Malaria risk is determined by environmental and socio-economic factors. The predicted climate change under the greenhouse effect is likely to affect the epidemic potential of malaria due to a change in vector mosquito phenology and distribution. This effect was simulated using a computer model incorporating mosquito life stages and parasite infections in the mosquito and human host. It was found that both air and water temperature are the most important factors determining mosquito phenolo- gy and density. A temperature rise of +4°C shows major changes in mosquito distributions and densities at a worldwide scale, but more so in temperature regions than near the equator. The European situation was taken as an example to study epidemic potential under climate change. Malaria risk, in particular that of Plasmodi- um vivax, would increase under climate change. There is little risk for transmission of P. falciparum in currently temperate areas because the local anophelines are refracto- ry to this parasite. In areas adjacent to malaria endemic regions, however, climate change may cause a dramatic shift in P. falciparum risk.
|Title of host publication||Climate change research: evaluation and policy implications|
|Place of Publication||Amsterdam|
|Publication status||Published - 1995|
|Name||Studies in environmental science|

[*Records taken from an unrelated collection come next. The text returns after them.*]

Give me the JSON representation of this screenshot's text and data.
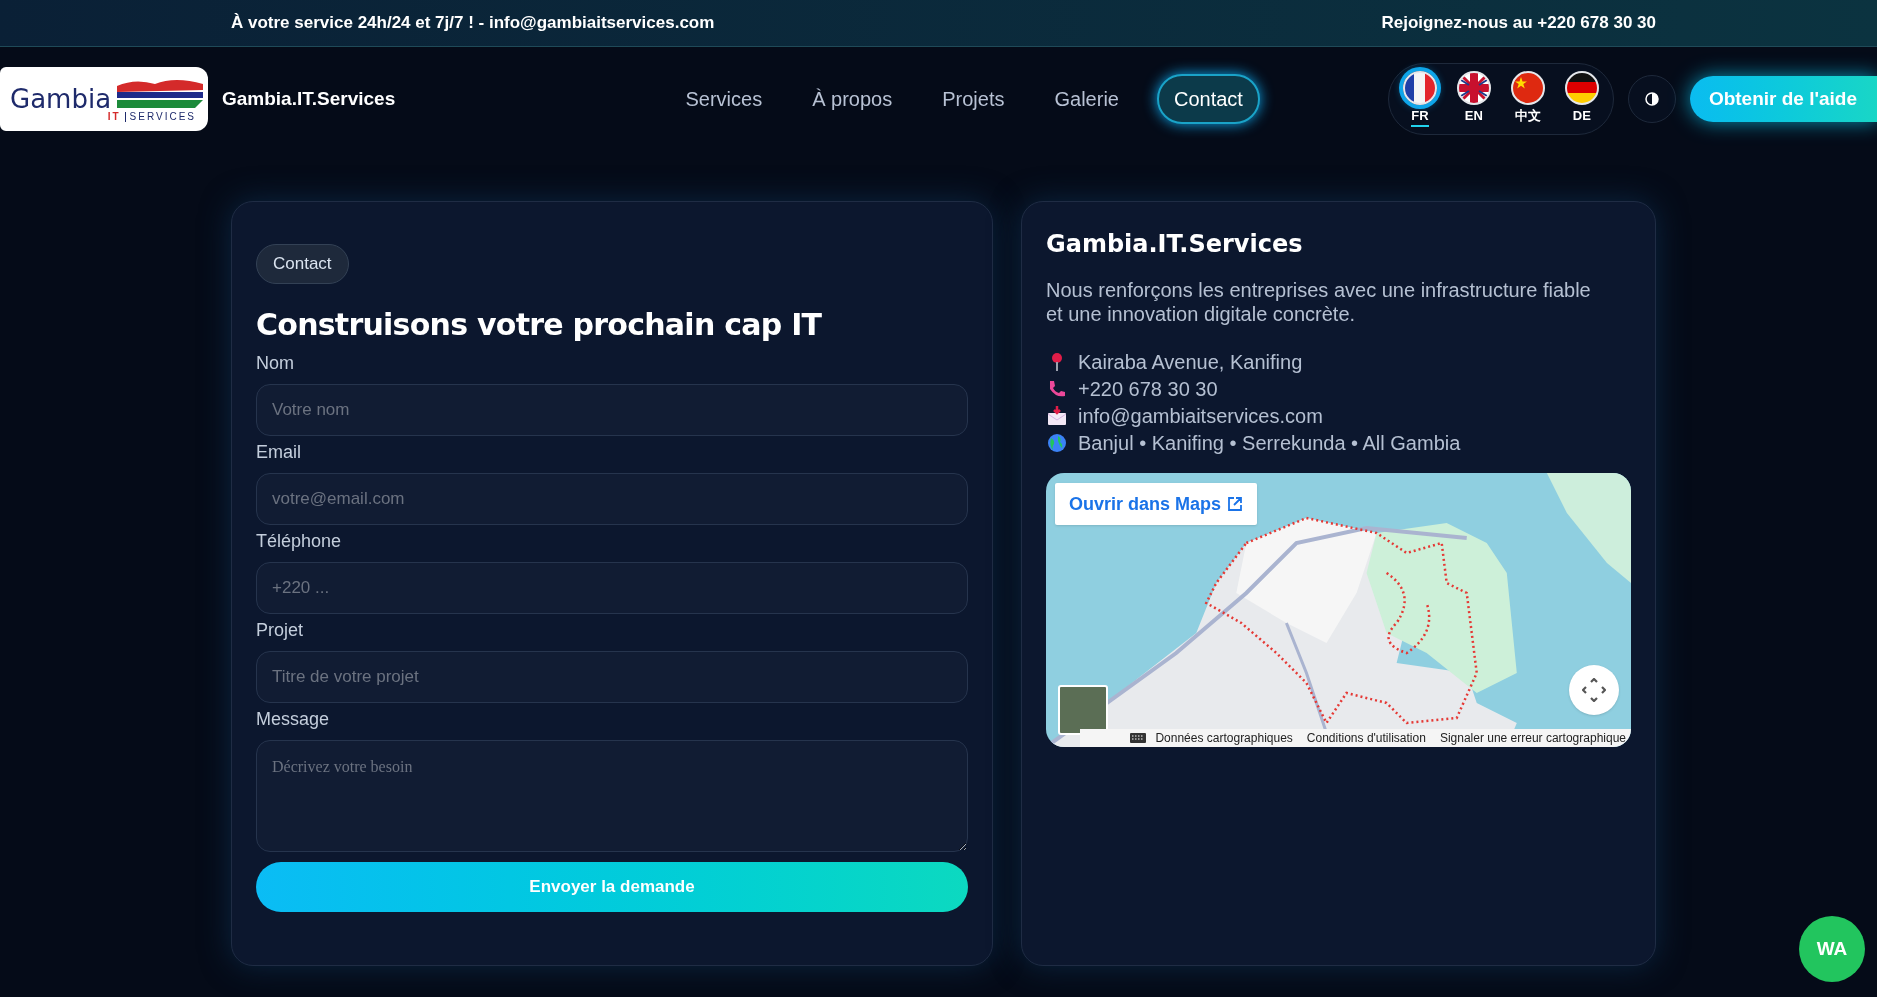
{
  "top_bar": {
    "left": "À votre service 24h/24 et 7j/7 ! - info@gambiaitservices.com",
    "right": "Rejoignez-nous au +220 678 30 30"
  },
  "header": {
    "logo": {
      "name": "Gambia",
      "tag_left": "IT",
      "tag_right": "SERVICES"
    },
    "brand": "Gambia.IT.Services",
    "nav": [
      {
        "label": "Services",
        "selected": false
      },
      {
        "label": "À propos",
        "selected": false
      },
      {
        "label": "Projets",
        "selected": false
      },
      {
        "label": "Galerie",
        "selected": false
      },
      {
        "label": "Contact",
        "selected": true
      }
    ],
    "languages": [
      {
        "code": "FR",
        "kind": "fr",
        "selected": true
      },
      {
        "code": "EN",
        "kind": "gb",
        "selected": false
      },
      {
        "code": "中文",
        "kind": "cn",
        "selected": false
      },
      {
        "code": "DE",
        "kind": "de",
        "selected": false
      }
    ],
    "cta": "Obtenir de l'aide"
  },
  "form": {
    "badge": "Contact",
    "title": "Construisons votre prochain cap IT",
    "fields": [
      {
        "label": "Nom",
        "placeholder": "Votre nom",
        "kind": "input"
      },
      {
        "label": "Email",
        "placeholder": "votre@email.com",
        "kind": "input"
      },
      {
        "label": "Téléphone",
        "placeholder": "+220 ...",
        "kind": "input"
      },
      {
        "label": "Projet",
        "placeholder": "Titre de votre projet",
        "kind": "input"
      },
      {
        "label": "Message",
        "placeholder": "Décrivez votre besoin",
        "kind": "textarea"
      }
    ],
    "submit": "Envoyer la demande"
  },
  "info": {
    "title": "Gambia.IT.Services",
    "description": "Nous renforçons les entreprises avec une infrastructure fiable et une innovation digitale concrète.",
    "contacts": [
      {
        "kind": "address",
        "text": "Kairaba Avenue, Kanifing"
      },
      {
        "kind": "phone",
        "text": "+220 678 30 30"
      },
      {
        "kind": "email",
        "text": "info@gambiaitservices.com"
      },
      {
        "kind": "area",
        "text": "Banjul • Kanifing • Serrekunda • All Gambia"
      }
    ],
    "map": {
      "open_button": "Ouvrir dans Maps",
      "attribution": [
        "Données cartographiques",
        "Conditions d'utilisation",
        "Signaler une erreur cartographique"
      ]
    }
  },
  "whatsapp": "WA"
}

Takken, W., van de Wege, J., & Jetten, T. H. (1995). Will malaria return to Europe under the greenhouse effect? In S. Zwerver (Ed.), Climate change research: evaluation and policy implications (pp. 775-780). (Studies in environmental science). Amsterdam: Elsevier.